▶ Required work
What is needed is each line of the data below that holds the string "JSON".

▶ Material to process

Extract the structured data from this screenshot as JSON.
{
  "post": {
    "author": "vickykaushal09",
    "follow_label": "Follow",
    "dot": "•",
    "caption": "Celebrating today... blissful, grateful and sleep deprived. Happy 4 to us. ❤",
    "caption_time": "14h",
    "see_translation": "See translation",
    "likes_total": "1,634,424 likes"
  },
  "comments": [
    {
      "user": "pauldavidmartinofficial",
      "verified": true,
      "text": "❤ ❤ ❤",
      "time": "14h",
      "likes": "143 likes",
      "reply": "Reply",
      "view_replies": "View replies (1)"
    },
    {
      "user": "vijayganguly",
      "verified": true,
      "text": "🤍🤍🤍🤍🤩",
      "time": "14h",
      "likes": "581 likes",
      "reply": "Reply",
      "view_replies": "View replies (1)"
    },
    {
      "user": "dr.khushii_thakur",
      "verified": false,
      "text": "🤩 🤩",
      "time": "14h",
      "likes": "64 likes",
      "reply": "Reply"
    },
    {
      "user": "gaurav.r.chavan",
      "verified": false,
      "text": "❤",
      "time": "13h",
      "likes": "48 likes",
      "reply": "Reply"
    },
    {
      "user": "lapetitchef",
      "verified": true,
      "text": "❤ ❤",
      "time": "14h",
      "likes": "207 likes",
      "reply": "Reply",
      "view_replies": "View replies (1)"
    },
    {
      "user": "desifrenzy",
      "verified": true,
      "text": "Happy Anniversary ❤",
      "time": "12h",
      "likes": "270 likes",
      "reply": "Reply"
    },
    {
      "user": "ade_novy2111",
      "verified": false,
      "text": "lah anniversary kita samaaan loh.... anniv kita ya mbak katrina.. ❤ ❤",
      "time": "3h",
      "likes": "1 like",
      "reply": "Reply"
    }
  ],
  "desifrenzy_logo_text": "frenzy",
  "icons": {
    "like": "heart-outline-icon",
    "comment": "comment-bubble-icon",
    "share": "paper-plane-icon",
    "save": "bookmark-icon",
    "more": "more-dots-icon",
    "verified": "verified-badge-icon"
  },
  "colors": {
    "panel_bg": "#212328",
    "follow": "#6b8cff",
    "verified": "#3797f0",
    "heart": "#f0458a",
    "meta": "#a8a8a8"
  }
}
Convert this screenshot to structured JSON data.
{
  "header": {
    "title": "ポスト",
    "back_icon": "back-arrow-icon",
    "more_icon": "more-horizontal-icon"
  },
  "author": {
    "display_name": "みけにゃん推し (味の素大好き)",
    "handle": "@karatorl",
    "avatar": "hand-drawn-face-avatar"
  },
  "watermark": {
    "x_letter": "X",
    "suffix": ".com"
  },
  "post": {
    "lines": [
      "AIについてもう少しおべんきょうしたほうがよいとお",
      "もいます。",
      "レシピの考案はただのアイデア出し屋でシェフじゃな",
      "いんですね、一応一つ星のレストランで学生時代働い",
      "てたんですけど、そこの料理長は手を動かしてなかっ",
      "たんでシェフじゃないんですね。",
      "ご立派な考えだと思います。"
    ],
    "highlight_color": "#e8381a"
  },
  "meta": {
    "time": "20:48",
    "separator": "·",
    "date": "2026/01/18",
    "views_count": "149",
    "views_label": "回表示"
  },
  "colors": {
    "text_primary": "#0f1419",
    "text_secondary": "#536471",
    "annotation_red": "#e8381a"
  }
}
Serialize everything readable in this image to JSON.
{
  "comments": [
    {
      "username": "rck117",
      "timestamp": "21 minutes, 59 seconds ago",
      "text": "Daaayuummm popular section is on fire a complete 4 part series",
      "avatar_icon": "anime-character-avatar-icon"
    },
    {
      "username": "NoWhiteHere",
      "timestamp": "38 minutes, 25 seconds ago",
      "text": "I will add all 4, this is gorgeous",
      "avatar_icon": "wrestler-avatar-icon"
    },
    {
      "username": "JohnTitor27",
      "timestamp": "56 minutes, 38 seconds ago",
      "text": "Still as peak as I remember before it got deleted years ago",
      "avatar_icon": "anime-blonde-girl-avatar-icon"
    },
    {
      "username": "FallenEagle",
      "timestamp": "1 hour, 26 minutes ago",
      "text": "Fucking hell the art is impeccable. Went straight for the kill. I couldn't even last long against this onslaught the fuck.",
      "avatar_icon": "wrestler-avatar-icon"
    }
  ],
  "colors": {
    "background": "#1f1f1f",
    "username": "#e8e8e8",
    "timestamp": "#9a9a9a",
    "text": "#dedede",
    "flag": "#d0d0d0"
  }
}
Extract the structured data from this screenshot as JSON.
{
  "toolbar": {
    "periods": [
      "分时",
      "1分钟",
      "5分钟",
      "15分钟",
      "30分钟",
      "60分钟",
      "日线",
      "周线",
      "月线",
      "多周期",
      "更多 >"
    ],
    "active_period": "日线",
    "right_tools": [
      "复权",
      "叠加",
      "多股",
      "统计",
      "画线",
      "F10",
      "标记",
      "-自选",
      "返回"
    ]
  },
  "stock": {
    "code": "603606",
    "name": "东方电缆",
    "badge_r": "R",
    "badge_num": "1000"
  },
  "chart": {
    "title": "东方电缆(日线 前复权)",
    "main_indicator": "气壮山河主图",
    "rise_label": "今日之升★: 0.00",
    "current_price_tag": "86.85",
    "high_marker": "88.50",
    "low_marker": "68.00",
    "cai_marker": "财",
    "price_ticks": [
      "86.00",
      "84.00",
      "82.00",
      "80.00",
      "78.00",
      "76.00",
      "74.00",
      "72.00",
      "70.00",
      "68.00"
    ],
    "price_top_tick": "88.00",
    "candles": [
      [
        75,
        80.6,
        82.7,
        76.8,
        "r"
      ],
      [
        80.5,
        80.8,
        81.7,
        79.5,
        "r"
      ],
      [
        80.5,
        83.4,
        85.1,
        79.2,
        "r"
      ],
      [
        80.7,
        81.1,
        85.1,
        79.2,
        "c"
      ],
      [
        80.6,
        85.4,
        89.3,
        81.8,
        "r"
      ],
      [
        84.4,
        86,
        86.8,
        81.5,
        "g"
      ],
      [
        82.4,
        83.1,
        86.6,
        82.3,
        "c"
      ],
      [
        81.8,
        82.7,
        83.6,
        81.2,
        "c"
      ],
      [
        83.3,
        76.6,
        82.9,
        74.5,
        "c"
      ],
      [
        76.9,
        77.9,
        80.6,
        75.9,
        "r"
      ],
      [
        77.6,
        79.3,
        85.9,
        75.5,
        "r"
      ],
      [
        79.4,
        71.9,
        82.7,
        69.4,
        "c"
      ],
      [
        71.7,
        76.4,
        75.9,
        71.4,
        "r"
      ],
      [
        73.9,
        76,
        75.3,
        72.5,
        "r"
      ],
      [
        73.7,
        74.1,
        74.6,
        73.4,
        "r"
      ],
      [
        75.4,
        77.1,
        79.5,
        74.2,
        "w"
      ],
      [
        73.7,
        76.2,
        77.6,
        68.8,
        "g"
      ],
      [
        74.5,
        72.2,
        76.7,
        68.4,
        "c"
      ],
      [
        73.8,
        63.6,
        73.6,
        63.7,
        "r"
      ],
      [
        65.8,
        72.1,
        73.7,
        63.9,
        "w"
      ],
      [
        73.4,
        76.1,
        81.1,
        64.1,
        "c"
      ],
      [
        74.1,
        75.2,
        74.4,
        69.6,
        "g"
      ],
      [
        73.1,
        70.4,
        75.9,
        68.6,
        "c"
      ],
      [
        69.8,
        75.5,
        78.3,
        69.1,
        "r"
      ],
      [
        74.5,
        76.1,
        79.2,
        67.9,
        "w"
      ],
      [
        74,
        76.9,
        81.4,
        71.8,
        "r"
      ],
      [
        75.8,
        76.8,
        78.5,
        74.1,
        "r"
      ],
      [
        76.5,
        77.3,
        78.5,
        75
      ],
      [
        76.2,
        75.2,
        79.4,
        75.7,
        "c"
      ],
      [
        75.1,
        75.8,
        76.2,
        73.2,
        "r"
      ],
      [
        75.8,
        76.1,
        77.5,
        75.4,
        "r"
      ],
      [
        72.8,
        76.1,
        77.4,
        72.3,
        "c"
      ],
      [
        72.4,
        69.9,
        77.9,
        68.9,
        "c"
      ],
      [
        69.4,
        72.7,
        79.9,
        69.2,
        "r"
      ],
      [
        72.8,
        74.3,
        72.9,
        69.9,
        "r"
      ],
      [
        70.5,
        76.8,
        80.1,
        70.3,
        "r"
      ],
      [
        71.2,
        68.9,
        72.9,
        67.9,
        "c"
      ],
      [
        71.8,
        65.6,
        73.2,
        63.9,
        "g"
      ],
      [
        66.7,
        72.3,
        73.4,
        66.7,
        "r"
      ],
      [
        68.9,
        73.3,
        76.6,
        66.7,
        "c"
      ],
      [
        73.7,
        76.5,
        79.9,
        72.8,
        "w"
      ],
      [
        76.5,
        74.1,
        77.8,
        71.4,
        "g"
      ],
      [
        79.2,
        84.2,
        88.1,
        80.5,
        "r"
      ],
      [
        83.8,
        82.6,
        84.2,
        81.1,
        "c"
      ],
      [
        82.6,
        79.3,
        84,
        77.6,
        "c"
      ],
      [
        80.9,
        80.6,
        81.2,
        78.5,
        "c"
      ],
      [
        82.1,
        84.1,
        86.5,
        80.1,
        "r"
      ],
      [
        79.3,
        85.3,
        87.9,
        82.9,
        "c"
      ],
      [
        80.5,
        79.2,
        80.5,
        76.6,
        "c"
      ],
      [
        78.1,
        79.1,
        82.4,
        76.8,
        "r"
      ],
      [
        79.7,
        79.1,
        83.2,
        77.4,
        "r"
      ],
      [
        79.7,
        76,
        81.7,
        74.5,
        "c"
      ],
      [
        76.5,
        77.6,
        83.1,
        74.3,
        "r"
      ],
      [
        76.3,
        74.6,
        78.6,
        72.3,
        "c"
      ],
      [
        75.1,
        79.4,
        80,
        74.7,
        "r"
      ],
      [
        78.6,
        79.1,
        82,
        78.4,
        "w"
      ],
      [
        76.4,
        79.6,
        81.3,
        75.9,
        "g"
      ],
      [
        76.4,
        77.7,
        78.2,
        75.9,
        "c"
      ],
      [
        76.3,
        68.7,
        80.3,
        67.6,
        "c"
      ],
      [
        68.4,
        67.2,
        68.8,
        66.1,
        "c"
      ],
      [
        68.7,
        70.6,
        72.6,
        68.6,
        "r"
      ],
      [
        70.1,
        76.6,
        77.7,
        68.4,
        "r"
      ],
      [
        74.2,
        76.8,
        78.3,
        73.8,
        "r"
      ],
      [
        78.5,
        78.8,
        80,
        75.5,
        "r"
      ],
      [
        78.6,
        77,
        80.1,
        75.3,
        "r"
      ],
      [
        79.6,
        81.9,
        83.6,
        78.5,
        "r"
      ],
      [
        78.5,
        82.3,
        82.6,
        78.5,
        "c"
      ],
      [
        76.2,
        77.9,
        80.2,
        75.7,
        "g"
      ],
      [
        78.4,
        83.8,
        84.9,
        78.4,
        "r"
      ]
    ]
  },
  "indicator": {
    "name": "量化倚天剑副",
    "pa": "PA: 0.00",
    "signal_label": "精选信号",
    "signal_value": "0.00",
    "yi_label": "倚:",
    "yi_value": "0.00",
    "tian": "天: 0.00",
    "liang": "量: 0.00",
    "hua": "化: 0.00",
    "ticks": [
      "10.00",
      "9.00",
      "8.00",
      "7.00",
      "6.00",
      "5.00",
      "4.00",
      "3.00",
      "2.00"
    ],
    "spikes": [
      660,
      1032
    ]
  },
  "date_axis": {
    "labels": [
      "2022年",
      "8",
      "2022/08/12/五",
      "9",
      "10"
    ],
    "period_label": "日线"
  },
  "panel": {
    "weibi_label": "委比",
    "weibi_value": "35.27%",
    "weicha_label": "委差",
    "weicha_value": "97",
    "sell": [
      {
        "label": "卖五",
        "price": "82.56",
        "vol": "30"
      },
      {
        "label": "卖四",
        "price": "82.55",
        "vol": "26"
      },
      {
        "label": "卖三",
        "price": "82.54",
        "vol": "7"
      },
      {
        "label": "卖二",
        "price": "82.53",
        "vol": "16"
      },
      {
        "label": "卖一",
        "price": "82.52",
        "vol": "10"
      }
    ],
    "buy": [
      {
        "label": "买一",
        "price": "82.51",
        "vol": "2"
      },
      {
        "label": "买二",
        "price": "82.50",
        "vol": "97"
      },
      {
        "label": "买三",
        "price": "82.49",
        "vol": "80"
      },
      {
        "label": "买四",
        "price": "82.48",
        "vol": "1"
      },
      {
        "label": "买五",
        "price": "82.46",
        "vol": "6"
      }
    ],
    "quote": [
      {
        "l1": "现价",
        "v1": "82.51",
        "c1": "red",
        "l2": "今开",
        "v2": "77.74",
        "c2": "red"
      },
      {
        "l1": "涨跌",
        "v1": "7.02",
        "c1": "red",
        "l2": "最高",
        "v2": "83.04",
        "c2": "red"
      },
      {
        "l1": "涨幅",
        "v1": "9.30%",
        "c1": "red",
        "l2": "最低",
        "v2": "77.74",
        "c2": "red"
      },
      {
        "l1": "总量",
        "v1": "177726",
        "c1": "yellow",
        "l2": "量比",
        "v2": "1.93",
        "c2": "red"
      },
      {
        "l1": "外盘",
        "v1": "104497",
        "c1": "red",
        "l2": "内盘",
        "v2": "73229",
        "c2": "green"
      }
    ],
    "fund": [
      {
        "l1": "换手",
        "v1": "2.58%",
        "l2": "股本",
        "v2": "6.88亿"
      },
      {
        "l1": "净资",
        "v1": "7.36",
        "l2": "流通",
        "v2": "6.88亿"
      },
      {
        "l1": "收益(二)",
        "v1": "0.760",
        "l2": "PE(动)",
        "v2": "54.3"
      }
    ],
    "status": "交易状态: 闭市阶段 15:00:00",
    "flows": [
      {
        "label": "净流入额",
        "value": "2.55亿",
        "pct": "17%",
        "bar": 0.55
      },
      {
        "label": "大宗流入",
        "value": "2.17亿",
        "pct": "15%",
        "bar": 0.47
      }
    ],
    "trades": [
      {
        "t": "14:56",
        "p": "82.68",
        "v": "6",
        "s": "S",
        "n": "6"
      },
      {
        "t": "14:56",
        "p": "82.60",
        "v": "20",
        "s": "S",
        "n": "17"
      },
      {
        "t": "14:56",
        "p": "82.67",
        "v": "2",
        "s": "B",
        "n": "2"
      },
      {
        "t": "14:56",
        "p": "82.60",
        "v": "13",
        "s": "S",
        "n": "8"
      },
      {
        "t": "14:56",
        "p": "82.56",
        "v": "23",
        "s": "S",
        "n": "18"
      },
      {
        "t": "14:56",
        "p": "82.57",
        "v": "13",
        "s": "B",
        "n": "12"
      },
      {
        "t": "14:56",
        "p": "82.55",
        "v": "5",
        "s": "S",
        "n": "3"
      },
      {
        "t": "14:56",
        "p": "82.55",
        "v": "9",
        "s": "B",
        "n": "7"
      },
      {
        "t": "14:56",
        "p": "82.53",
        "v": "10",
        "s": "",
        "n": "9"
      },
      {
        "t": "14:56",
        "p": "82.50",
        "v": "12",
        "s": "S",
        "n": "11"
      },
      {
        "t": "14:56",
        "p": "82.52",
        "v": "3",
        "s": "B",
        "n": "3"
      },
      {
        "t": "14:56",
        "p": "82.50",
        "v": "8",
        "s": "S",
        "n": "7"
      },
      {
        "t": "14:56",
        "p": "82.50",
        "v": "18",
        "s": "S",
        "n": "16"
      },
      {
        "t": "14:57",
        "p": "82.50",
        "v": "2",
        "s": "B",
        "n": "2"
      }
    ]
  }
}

▶ Finished exercise
Extract the structured data from this screenshot as JSON.
Convert this screenshot to structured JSON data.
Serialize everything readable in this image to JSON.
Extract the structured data from this screenshot as JSON.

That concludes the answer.